In the complex prehistoric societies of New Mexico, power was passed down the maternal line, scientists have said. Conducting a genetic analysis to establish familial and hierarchical links between ancient individuals, they have shed a new light on the cultural origins of hereditary leadership.
Researchers now know a lot about how elite status was passed down hereditarily in ancient complex societies with written cultures. However, the same is not true of complex prehistoric societies, for which there are no written sources.
The cultural origins of hereditary leadership have thus long remained unclear. There is relatively little evidence available about whether hereditary succession played a role in the early formation of prehistoric complex societies, such as the early community living in Chaco Canyon, in the south-western United States.
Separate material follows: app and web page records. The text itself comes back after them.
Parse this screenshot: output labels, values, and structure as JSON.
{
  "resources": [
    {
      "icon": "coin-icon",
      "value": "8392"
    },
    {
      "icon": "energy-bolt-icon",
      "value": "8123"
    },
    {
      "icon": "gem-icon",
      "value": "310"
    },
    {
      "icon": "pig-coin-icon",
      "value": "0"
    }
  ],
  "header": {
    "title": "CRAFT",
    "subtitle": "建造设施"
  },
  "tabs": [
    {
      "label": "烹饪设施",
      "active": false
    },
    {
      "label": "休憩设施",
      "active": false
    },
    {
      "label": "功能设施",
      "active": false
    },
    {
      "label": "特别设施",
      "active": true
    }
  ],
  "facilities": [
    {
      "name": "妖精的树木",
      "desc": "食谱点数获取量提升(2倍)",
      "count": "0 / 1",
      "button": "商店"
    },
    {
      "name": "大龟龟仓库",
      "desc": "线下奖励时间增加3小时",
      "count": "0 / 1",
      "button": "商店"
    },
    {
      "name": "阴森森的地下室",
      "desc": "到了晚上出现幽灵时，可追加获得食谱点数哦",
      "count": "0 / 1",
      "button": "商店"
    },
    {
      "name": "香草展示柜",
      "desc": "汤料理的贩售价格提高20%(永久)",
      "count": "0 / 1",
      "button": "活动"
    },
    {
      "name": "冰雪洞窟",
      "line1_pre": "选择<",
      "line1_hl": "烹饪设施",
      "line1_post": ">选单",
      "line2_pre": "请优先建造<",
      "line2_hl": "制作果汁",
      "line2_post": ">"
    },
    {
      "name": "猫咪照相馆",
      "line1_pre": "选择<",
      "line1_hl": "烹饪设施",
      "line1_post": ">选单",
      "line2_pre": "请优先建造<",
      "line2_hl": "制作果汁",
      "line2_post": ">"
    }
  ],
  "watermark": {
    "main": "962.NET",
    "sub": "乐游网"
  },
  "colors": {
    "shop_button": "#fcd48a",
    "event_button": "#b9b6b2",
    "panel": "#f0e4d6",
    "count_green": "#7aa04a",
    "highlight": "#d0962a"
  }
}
In the study published in the journal Nature Communications, researchers have made the most of the recent advances in ancient DNA sequencing.
They have analysed the genomes of nine individuals that lived in Chaco Canyon between 800 and 1130 CE, in the hope their DNA would give them clues about how hereditary leadership was practised at the time.
The Chacoan society is known to have been complex, with some individuals holding greater power than others. Yet, there is still no consensus about the exact nature and the foundations of political hierarchy.
The individuals studied in this research were buried in a crypt at Pueblo Bonito, the largest structure in the canyon. Their remains were all laid to rest in room 33, which is considered to be an elaborate burial crypt for a high status members of the society. All were from different generations, and were interred sequentially over 330 years.
Using advanced techniques of genome sequencing, the scientists found out that the nine individuals from their sample all had the same mitochondrial DNA. Mitochondrial DNA is inherited solely from the mother. This suggests that the individuals buried in the elite crypt were all from the same maternal lineage.Looking at the six individuals whose DNA was best preserved, the researchers confirmed this with a nuclear DNA analysis.
This study thus indicates that hereditary inequality and societal complexity emerged in Chaco by the early ninth century CE. A matrilineal dynasty probably ruled over the Chacoans, with elite status and power passed on by mothers, until the society collapsed, by the 12th century CE.
These findings help improve our knowledge about the cultural origins and the nature of hereditary power in complex prehistoric societies, with no writing systems.